- Assignment -
Each line in the entries that has the word "time" has to be copied.

(Page and application data records)

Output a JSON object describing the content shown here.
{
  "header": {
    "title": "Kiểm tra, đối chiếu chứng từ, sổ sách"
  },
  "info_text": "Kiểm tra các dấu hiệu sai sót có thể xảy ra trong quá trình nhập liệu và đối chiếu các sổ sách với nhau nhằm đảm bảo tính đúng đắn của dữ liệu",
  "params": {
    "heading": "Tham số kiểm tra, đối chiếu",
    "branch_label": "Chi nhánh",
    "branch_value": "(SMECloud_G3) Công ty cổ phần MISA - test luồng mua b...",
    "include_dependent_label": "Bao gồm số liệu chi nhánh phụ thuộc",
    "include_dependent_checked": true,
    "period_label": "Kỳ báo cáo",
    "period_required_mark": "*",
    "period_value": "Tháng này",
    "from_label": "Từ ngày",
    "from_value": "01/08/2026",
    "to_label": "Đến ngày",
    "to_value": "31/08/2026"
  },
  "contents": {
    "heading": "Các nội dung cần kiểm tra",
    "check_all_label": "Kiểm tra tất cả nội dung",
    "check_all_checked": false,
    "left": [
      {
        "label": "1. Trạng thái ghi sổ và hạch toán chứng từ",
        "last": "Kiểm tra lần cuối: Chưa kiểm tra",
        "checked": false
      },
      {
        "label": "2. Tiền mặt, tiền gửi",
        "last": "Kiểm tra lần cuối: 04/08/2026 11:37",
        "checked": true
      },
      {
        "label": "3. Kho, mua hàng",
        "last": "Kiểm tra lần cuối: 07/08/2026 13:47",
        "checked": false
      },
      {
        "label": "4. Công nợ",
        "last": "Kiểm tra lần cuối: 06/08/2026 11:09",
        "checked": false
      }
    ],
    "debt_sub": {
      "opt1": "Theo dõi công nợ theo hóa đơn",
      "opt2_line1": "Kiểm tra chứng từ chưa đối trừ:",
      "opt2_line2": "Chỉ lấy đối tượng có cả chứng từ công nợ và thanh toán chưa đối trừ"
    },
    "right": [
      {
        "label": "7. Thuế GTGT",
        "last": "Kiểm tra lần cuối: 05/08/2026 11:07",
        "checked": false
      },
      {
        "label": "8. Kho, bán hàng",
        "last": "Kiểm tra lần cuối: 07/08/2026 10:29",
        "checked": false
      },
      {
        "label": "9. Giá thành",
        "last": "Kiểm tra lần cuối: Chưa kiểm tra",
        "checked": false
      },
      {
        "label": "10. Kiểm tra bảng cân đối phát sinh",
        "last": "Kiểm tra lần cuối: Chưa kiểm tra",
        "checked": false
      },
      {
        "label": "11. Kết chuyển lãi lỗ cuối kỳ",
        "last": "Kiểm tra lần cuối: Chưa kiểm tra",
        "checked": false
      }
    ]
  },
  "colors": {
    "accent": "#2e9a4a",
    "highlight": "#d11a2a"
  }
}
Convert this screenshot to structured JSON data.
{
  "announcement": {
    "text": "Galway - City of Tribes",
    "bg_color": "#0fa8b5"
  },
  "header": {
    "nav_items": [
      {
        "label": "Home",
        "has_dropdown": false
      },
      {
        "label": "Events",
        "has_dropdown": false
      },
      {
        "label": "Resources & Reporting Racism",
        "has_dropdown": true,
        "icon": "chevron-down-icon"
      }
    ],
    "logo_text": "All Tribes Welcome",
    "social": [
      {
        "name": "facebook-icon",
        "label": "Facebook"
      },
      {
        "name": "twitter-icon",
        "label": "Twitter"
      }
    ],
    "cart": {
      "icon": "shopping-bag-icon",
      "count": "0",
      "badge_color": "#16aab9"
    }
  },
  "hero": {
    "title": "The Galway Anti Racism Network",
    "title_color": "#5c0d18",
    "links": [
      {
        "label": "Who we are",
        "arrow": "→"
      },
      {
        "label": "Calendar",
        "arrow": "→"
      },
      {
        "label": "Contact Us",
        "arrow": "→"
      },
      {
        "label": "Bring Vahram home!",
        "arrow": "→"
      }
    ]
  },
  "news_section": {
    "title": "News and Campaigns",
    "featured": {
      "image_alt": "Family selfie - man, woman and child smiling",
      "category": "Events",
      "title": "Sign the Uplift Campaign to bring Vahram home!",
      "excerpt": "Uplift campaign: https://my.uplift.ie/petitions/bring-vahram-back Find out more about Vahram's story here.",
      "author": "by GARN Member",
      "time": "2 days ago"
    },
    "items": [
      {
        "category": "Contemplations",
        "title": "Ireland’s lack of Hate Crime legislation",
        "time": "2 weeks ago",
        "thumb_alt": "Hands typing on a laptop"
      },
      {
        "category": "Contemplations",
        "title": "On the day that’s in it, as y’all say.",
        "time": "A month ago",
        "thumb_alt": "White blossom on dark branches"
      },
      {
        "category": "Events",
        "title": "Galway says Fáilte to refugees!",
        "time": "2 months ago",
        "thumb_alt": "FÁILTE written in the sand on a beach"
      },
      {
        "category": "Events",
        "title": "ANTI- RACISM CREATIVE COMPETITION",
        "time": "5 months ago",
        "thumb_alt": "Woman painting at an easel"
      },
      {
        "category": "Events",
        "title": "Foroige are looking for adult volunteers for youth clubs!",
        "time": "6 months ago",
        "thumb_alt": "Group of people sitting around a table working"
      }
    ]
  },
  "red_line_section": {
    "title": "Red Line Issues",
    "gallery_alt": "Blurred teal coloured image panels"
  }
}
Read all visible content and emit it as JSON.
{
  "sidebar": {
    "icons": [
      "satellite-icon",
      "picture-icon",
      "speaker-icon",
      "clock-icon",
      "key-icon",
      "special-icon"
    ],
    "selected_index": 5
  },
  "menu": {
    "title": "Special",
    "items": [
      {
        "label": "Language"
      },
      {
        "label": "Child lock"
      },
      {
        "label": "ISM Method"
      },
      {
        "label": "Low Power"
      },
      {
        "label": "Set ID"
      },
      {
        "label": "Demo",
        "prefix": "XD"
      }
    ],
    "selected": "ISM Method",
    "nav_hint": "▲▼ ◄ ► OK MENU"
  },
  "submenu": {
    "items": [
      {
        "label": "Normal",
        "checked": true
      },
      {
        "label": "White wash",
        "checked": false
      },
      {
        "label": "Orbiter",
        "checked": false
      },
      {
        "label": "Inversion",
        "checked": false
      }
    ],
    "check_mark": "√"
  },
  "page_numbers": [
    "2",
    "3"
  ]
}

- Output for this exercise -
      "time": "2 days ago"
        "time": "2 weeks ago",
        "time": "A month ago",
        "time": "2 months ago",
        "time": "5 months ago",
        "time": "6 months ago",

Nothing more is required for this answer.